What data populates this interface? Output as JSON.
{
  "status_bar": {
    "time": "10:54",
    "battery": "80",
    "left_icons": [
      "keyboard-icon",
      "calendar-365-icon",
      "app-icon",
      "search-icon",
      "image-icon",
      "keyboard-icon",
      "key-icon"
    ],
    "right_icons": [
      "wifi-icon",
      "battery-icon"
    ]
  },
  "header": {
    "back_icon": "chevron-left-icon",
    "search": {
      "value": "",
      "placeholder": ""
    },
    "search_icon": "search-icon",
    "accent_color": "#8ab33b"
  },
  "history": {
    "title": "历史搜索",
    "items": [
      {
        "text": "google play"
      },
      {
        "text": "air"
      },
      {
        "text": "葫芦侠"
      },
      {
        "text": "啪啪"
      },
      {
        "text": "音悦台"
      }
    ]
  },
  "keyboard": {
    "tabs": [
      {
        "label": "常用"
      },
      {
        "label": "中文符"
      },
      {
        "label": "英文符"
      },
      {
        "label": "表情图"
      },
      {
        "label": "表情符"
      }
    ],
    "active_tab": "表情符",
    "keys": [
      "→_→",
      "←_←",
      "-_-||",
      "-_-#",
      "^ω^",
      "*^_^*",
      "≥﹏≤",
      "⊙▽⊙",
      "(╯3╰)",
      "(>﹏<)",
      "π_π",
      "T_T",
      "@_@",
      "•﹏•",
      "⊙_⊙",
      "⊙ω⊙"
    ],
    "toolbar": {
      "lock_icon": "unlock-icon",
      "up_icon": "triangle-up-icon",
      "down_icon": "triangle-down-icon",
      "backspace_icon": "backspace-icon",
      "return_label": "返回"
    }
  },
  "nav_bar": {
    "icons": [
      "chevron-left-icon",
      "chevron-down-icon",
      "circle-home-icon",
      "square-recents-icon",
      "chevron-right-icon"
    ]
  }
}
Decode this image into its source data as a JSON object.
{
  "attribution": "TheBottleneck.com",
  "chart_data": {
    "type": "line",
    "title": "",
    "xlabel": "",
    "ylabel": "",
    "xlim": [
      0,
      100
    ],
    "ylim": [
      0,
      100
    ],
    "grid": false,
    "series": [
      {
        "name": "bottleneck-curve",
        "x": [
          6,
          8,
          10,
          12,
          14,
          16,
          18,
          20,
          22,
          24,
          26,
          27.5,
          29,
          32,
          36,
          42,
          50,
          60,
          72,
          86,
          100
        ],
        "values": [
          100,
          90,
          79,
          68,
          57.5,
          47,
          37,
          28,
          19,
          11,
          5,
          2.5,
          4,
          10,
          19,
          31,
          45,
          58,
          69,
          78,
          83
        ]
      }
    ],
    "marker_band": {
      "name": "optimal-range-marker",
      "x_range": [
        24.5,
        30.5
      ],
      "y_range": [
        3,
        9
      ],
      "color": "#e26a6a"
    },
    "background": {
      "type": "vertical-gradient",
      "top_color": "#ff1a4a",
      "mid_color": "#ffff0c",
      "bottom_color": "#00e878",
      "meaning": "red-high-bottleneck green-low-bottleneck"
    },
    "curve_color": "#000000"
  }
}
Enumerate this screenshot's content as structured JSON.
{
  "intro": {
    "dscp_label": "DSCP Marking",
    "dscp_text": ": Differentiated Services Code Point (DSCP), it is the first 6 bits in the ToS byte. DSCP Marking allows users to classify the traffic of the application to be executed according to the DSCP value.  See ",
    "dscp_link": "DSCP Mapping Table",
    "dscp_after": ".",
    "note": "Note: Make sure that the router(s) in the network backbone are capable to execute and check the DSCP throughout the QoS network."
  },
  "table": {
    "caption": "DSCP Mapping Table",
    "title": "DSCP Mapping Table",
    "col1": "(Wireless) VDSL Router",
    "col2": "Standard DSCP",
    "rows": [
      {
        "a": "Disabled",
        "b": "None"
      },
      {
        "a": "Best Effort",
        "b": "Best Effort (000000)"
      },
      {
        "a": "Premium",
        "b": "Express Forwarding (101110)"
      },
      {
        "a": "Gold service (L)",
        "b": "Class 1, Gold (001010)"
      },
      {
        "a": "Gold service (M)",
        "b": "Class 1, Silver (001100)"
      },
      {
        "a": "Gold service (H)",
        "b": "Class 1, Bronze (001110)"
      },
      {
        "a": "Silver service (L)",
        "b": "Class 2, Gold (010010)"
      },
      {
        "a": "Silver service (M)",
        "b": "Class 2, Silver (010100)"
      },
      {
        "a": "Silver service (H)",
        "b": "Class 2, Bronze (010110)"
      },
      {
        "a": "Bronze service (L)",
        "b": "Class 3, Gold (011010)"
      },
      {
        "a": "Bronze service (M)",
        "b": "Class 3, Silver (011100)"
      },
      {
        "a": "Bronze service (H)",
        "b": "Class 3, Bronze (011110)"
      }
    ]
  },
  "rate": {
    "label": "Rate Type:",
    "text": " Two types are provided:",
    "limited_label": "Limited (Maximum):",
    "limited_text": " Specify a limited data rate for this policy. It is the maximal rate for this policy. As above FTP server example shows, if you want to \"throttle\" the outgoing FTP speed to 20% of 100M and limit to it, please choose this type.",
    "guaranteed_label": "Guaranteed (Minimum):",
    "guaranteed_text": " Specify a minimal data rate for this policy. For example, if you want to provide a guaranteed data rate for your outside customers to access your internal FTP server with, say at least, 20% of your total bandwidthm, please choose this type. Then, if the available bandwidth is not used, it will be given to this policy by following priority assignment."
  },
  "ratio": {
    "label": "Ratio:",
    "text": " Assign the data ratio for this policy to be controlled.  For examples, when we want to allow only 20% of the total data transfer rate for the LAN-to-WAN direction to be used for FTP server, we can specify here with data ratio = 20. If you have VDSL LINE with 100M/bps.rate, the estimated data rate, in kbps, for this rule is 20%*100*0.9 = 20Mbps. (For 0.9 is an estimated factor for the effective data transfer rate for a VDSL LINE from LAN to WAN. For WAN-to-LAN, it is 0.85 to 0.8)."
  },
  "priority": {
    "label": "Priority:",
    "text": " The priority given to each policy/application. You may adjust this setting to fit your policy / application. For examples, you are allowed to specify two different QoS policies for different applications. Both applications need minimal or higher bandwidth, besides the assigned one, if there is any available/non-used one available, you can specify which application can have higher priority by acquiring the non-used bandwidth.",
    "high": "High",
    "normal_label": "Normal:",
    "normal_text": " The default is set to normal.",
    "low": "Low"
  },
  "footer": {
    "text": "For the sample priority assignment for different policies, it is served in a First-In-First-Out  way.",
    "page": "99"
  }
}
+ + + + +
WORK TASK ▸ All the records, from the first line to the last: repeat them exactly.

RESPONSE TO THIS EXERCISE ▸
What data populates this interface? Output as JSON.
{
  "status_bar": {
    "time": "10:54",
    "battery": "80",
    "left_icons": [
      "keyboard-icon",
      "calendar-365-icon",
      "app-icon",
      "search-icon",
      "image-icon",
      "keyboard-icon",
      "key-icon"
    ],
    "right_icons": [
      "wifi-icon",
      "battery-icon"
    ]
  },
  "header": {
    "back_icon": "chevron-left-icon",
    "search": {
      "value": "",
      "placeholder": ""
    },
    "search_icon": "search-icon",
    "accent_color": "#8ab33b"
  },
  "history": {
    "title": "历史搜索",
    "items": [
      {
        "text": "google play"
      },
      {
        "text": "air"
      },
      {
        "text": "葫芦侠"
      },
      {
        "text": "啪啪"
      },
      {
        "text": "音悦台"
      }
    ]
  },
  "keyboard": {
    "tabs": [
      {
        "label": "常用"
      },
      {
        "label": "中文符"
      },
      {
        "label": "英文符"
      },
      {
        "label": "表情图"
      },
      {
        "label": "表情符"
      }
    ],
    "active_tab": "表情符",
    "keys": [
      "→_→",
      "←_←",
      "-_-||",
      "-_-#",
      "^ω^",
      "*^_^*",
      "≥﹏≤",
      "⊙▽⊙",
      "(╯3╰)",
      "(>﹏<)",
      "π_π",
      "T_T",
      "@_@",
      "•﹏•",
      "⊙_⊙",
      "⊙ω⊙"
    ],
    "toolbar": {
      "lock_icon": "unlock-icon",
      "up_icon": "triangle-up-icon",
      "down_icon": "triangle-down-icon",
      "backspace_icon": "backspace-icon",
      "return_label": "返回"
    }
  },
  "nav_bar": {
    "icons": [
      "chevron-left-icon",
      "chevron-down-icon",
      "circle-home-icon",
      "square-recents-icon",
      "chevron-right-icon"
    ]
  }
}
Decode this image into its source data as a JSON object.
{
  "attribution": "TheBottleneck.com",
  "chart_data": {
    "type": "line",
    "title": "",
    "xlabel": "",
    "ylabel": "",
    "xlim": [
      0,
      100
    ],
    "ylim": [
      0,
      100
    ],
    "grid": false,
    "series": [
      {
        "name": "bottleneck-curve",
        "x": [
          6,
          8,
          10,
          12,
          14,
          16,
          18,
          20,
          22,
          24,
          26,
          27.5,
          29,
          32,
          36,
          42,
          50,
          60,
          72,
          86,
          100
        ],
        "values": [
          100,
          90,
          79,
          68,
          57.5,
          47,
          37,
          28,
          19,
          11,
          5,
          2.5,
          4,
          10,
          19,
          31,
          45,
          58,
          69,
          78,
          83
        ]
      }
    ],
    "marker_band": {
      "name": "optimal-range-marker",
      "x_range": [
        24.5,
        30.5
      ],
      "y_range": [
        3,
        9
      ],
      "color": "#e26a6a"
    },
    "background": {
      "type": "vertical-gradient",
      "top_color": "#ff1a4a",
      "mid_color": "#ffff0c",
      "bottom_color": "#00e878",
      "meaning": "red-high-bottleneck green-low-bottleneck"
    },
    "curve_color": "#000000"
  }
}
Enumerate this screenshot's content as structured JSON.
{
  "intro": {
    "dscp_label": "DSCP Marking",
    "dscp_text": ": Differentiated Services Code Point (DSCP), it is the first 6 bits in the ToS byte. DSCP Marking allows users to classify the traffic of the application to be executed according to the DSCP value.  See ",
    "dscp_link": "DSCP Mapping Table",
    "dscp_after": ".",
    "note": "Note: Make sure that the router(s) in the network backbone are capable to execute and check the DSCP throughout the QoS network."
  },
  "table": {
    "caption": "DSCP Mapping Table",
    "title": "DSCP Mapping Table",
    "col1": "(Wireless) VDSL Router",
    "col2": "Standard DSCP",
    "rows": [
      {
        "a": "Disabled",
        "b": "None"
      },
      {
        "a": "Best Effort",
        "b": "Best Effort (000000)"
      },
      {
        "a": "Premium",
        "b": "Express Forwarding (101110)"
      },
      {
        "a": "Gold service (L)",
        "b": "Class 1, Gold (001010)"
      },
      {
        "a": "Gold service (M)",
        "b": "Class 1, Silver (001100)"
      },
      {
        "a": "Gold service (H)",
        "b": "Class 1, Bronze (001110)"
      },
      {
        "a": "Silver service (L)",
        "b": "Class 2, Gold (010010)"
      },
      {
        "a": "Silver service (M)",
        "b": "Class 2, Silver (010100)"
      },
      {
        "a": "Silver service (H)",
        "b": "Class 2, Bronze (010110)"
      },
      {
        "a": "Bronze service (L)",
        "b": "Class 3, Gold (011010)"
      },
      {
        "a": "Bronze service (M)",
        "b": "Class 3, Silver (011100)"
      },
      {
        "a": "Bronze service (H)",
        "b": "Class 3, Bronze (011110)"
      }
    ]
  },
  "rate": {
    "label": "Rate Type:",
    "text": " Two types are provided:",
    "limited_label": "Limited (Maximum):",
    "limited_text": " Specify a limited data rate for this policy. It is the maximal rate for this policy. As above FTP server example shows, if you want to \"throttle\" the outgoing FTP speed to 20% of 100M and limit to it, please choose this type.",
    "guaranteed_label": "Guaranteed (Minimum):",
    "guaranteed_text": " Specify a minimal data rate for this policy. For example, if you want to provide a guaranteed data rate for your outside customers to access your internal FTP server with, say at least, 20% of your total bandwidthm, please choose this type. Then, if the available bandwidth is not used, it will be given to this policy by following priority assignment."
  },
  "ratio": {
    "label": "Ratio:",
    "text": " Assign the data ratio for this policy to be controlled.  For examples, when we want to allow only 20% of the total data transfer rate for the LAN-to-WAN direction to be used for FTP server, we can specify here with data ratio = 20. If you have VDSL LINE with 100M/bps.rate, the estimated data rate, in kbps, for this rule is 20%*100*0.9 = 20Mbps. (For 0.9 is an estimated factor for the effective data transfer rate for a VDSL LINE from LAN to WAN. For WAN-to-LAN, it is 0.85 to 0.8)."
  },
  "priority": {
    "label": "Priority:",
    "text": " The priority given to each policy/application. You may adjust this setting to fit your policy / application. For examples, you are allowed to specify two different QoS policies for different applications. Both applications need minimal or higher bandwidth, besides the assigned one, if there is any available/non-used one available, you can specify which application can have higher priority by acquiring the non-used bandwidth.",
    "high": "High",
    "normal_label": "Normal:",
    "normal_text": " The default is set to normal.",
    "low": "Low"
  },
  "footer": {
    "text": "For the sample priority assignment for different policies, it is served in a First-In-First-Out  way.",
    "page": "99"
  }
}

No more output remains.